Ps, who exported cotton to France, sought to challenge a Council decision to allow the French government to impose quotas on cotton imported to France from Greece. Ps argued that because they were the dominant undertakings exporting cotton from Greece to France, had been so for a long time, and that there were strong barriers to entry, such as factory costs etc, they constituted an individually identifiable class and that the activity was not one that anyone could just take part in (seems to make sense from economic POV). ECJ rejected this and denied standing.

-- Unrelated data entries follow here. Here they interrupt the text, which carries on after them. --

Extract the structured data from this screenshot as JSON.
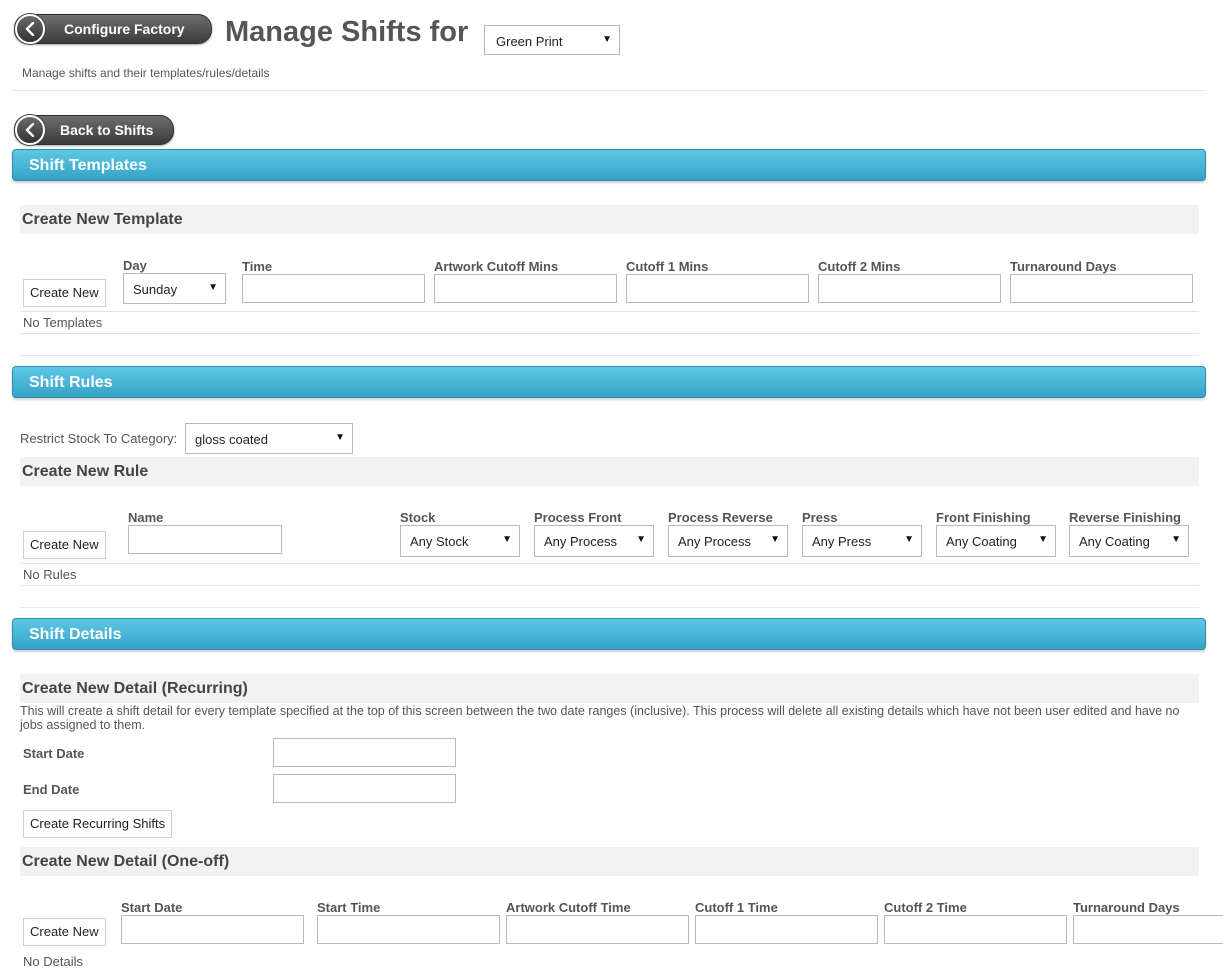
{
  "header": {
    "configure_button": "Configure Factory",
    "title": "Manage Shifts for",
    "factory_select": "Green Print",
    "subtitle": "Manage shifts and their templates/rules/details",
    "back_button": "Back to Shifts"
  },
  "templates": {
    "section_title": "Shift Templates",
    "create_heading": "Create New Template",
    "create_button": "Create New",
    "fields": {
      "day_label": "Day",
      "day_value": "Sunday",
      "time_label": "Time",
      "artwork_label": "Artwork Cutoff Mins",
      "cutoff1_label": "Cutoff 1 Mins",
      "cutoff2_label": "Cutoff 2 Mins",
      "turnaround_label": "Turnaround Days"
    },
    "empty_text": "No Templates"
  },
  "rules": {
    "section_title": "Shift Rules",
    "restrict_label": "Restrict Stock To Category:",
    "restrict_value": "gloss coated",
    "create_heading": "Create New Rule",
    "create_button": "Create New",
    "fields": {
      "name_label": "Name",
      "stock_label": "Stock",
      "stock_value": "Any Stock",
      "process_front_label": "Process Front",
      "process_front_value": "Any Process",
      "process_reverse_label": "Process Reverse",
      "process_reverse_value": "Any Process",
      "press_label": "Press",
      "press_value": "Any Press",
      "front_finishing_label": "Front Finishing",
      "front_finishing_value": "Any Coating",
      "reverse_finishing_label": "Reverse Finishing",
      "reverse_finishing_value": "Any Coating"
    },
    "empty_text": "No Rules"
  },
  "details": {
    "section_title": "Shift Details",
    "recurring_heading": "Create New Detail (Recurring)",
    "recurring_description": "This will create a shift detail for every template specified at the top of this screen between the two date ranges (inclusive). This process will delete all existing details which have not been user edited and have no jobs assigned to them.",
    "start_date_label": "Start Date",
    "end_date_label": "End Date",
    "recurring_button": "Create Recurring Shifts",
    "oneoff_heading": "Create New Detail (One-off)",
    "oneoff_button": "Create New",
    "oneoff_fields": {
      "start_date_label": "Start Date",
      "start_time_label": "Start Time",
      "artwork_label": "Artwork Cutoff Time",
      "cutoff1_label": "Cutoff 1 Time",
      "cutoff2_label": "Cutoff 2 Time",
      "turnaround_label": "Turnaround Days"
    },
    "empty_text": "No Details"
  },
  "icons": {
    "back": "chevron-left-icon",
    "dropdown": "caret-down-icon"
  }
}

ECJ: the need for national implementation of the decision is insufficient to rule out the possibility of a decision ‘directly affecting’ Ps. Also the fact that the French govt could have theoretically chosen not to take advantage of the power to impose quotas did not prevent the decision from directly affecting Ps, since the French always intended to use those powers, so that it cannot be argued that it was the national, rather than EC decision which affected Ps directly. Therefore Ps were directly affected by the decision. HOWEVER there was no ‘individual concern’: The export of cotton was merely “a commercial activity which can be carried on by any enterprise at any time. It follows that the disputed decision concerns the applicants in the same way as any other firm which is, actually or potentially, in an identical situation.” The only exception is for companies who had concluded contracts before the decision was reached and notified to those companies, and whose contracts were supposed to be performed in the period after the quotas were in fact brought in. Those companies were individually concerned as they are distinct from all the others. This judgment is good on what is meant by ‘directly affected’, but wrongly follows Plaumann on ‘individual concern’: it is economically wrong to say that anyone could enter the export market as there are barriers to entry! Same objections to Plaumann apply.